Consumer confidence in Northern Ireland has fallen amid Brexit uncertainty, a survey has found.
Around a quarter of those canvassed felt the planned withdrawal from the European Union weighed on the level of optimism, Danske Bank said.
The bank's Northern Ireland Consumer Confidence Index fell to 136 in the second quarter of this year, down from 139 in the first quarter of the year but above that registered in the second quarter of last year.
Danske Bank chief economist Conor Lambe said: "With a new Prime Minister now in place, the Brexit process is likely to dominate UK politics in the weeks and months ahead.
"This survey continues to show that, like the business community, consumers also have concerns around how the UK will leave the EU.
"The outlook for consumer confidence, and indeed overall economic growth in Northern Ireland over the rest of this year and into next year, will be heavily dependent on how the Brexit process unfolds over the coming months and whether a no-deal Brexit can be avoided."
After rising on the back of the strong labour market at the start of this year, consumer confidence fell back in the second quarter of 2019.
Mr Lambe added: "The main areas of concern for local people continue to be the lack of an Executive at Stormont and Brexit.
"39% of people said that the fact we haven't had a functioning devolved government in two-and-a-half years was the issue that had the largest negative impact on how they were feeling.
"With regards to leaving the EU, 14% of people stated that progress during the Brexit negotiations in recent months negatively impacted them and a further 10% highlighted the UK Government's longer-term Brexit objectives as the main factor that weighed on their confidence levels."
He said confidence in the second quarter of this year was higher than in the same period of 2018.
"This was likely due to the fact that the labour market was still providing some upward support to consumer sentiment.
"The latest labour market figures which covered the period March-May 2019 showed that, when compared with the same period last year, the employment rate was higher, the unemployment rate was lower, and the economic inactivity rate was also lower.
"A quarter of the respondents to our survey said that rising wages was the factor that had the largest positive impact on their outlook in the second quarter of the year."

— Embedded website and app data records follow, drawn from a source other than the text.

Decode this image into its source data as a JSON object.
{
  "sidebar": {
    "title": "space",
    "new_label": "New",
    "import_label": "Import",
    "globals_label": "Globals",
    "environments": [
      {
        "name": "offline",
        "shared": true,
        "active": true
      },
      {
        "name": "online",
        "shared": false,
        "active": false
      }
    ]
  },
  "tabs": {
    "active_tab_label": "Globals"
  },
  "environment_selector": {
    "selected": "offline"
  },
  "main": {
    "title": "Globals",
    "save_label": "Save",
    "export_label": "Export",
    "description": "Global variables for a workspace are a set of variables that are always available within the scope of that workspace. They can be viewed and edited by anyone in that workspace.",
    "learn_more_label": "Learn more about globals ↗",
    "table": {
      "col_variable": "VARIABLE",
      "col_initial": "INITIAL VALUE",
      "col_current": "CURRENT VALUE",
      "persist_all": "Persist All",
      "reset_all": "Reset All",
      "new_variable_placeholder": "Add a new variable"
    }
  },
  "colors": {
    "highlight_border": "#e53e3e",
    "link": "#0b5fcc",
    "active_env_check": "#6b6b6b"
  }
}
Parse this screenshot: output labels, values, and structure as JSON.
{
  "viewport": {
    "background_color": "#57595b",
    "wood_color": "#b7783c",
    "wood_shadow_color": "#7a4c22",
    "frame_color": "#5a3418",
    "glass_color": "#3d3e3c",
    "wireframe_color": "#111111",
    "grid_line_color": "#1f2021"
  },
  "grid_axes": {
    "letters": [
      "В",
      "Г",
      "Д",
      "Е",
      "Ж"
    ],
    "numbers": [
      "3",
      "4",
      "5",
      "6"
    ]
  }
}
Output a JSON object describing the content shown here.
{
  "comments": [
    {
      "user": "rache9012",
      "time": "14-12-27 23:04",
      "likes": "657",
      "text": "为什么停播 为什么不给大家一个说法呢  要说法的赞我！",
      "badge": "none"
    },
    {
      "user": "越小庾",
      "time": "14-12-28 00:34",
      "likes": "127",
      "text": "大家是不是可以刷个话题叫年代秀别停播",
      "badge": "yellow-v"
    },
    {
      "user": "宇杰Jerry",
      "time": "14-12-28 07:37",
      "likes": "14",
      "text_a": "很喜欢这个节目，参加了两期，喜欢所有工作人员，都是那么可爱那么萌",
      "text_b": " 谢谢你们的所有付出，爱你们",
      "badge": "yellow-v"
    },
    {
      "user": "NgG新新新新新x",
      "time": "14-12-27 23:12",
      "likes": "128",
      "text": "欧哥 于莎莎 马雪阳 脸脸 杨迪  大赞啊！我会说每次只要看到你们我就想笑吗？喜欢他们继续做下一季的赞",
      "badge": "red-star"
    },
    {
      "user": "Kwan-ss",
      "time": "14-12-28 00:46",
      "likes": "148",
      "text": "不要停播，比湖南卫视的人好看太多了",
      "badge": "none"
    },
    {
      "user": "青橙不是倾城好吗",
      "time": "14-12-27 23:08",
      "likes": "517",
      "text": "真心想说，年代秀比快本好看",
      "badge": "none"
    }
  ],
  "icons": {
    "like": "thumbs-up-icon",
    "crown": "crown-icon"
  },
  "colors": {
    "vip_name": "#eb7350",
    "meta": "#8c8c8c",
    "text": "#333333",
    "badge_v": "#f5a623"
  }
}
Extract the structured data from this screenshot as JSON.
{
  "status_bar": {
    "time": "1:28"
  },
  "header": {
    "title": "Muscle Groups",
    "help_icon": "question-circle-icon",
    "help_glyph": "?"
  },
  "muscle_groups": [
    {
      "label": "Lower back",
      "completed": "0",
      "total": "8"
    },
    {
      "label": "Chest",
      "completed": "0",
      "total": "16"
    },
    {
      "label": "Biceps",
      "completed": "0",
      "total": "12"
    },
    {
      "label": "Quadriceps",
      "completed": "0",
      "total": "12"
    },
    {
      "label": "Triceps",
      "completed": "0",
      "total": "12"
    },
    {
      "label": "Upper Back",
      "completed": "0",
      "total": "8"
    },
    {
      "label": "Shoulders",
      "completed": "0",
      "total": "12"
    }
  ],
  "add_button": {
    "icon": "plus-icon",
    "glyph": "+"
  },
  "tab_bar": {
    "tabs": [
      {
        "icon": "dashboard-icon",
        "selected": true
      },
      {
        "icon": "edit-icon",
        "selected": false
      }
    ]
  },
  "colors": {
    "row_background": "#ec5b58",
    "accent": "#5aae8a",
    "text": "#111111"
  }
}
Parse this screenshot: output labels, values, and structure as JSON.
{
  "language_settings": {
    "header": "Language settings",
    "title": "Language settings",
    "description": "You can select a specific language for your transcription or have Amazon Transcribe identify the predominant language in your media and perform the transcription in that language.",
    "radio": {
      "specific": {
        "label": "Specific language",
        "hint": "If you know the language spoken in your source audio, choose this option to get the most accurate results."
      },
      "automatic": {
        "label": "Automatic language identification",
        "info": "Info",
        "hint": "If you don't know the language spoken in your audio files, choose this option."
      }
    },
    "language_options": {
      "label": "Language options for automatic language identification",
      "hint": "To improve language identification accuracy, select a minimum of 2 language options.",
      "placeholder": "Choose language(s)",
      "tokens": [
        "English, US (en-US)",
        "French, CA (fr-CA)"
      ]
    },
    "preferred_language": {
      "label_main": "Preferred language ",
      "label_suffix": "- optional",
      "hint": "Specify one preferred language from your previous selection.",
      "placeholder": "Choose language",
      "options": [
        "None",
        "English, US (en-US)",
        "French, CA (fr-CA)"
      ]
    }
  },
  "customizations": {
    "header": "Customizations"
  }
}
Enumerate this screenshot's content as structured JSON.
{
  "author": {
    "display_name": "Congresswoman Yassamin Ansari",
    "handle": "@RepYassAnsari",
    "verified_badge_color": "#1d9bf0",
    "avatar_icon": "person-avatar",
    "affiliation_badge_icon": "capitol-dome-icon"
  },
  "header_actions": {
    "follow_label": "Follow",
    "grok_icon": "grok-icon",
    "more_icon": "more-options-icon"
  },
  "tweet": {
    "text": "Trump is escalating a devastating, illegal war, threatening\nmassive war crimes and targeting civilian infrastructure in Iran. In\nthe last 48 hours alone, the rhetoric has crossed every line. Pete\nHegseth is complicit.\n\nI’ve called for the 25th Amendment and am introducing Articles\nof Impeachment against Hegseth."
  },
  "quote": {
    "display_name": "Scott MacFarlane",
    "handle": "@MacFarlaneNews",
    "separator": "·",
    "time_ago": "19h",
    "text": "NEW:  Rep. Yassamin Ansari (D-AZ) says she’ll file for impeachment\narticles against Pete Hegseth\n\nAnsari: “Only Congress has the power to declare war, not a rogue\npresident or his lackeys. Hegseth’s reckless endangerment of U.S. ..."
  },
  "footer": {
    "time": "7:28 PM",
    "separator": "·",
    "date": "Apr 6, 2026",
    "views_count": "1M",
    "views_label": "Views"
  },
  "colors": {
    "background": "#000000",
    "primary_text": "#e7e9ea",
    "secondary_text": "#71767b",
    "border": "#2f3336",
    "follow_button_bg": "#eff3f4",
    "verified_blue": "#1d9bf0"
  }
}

Meanwhile, a group representing retailers in Northern Ireland has welcomed plans for £300 million in additional funding for growth deals for regions with devolved powers in the UK.
Glyn Roberts, chief executive of Retail NI, said it wasn't clear as yet how much of the disbursement Northern Ireland would receive.
He said it was a welcome development, but there was a caveat.
"The full potential of these deals can only be realised if we have devolved ministers. This funding plan is a three-legged stool; there's money from Westminster, money from the private sector and money from the executive.
"If there's no executive, how can we secure that third? There are challenges as to how we can proceed without a government," he said.
Glyn Roberts also appealed to businesses in the North to step up their preparations for Brexit as no-deal becomes a serious prospect.
"There's concern that since the new Prime Minister has been appointed there has been a fallback or a default narrative that a no-deal is now a serious option. It can't be.
"Our economy department said a no-deal would cost Northern Ireland upwards of 40,000 jobs. That's 7% of all private sector employment. It's simply a lot of jobs that the economy can't afford to lose."
The British Prime Minister, Boris Johnson, is expected to visit Northern Ireland later this week.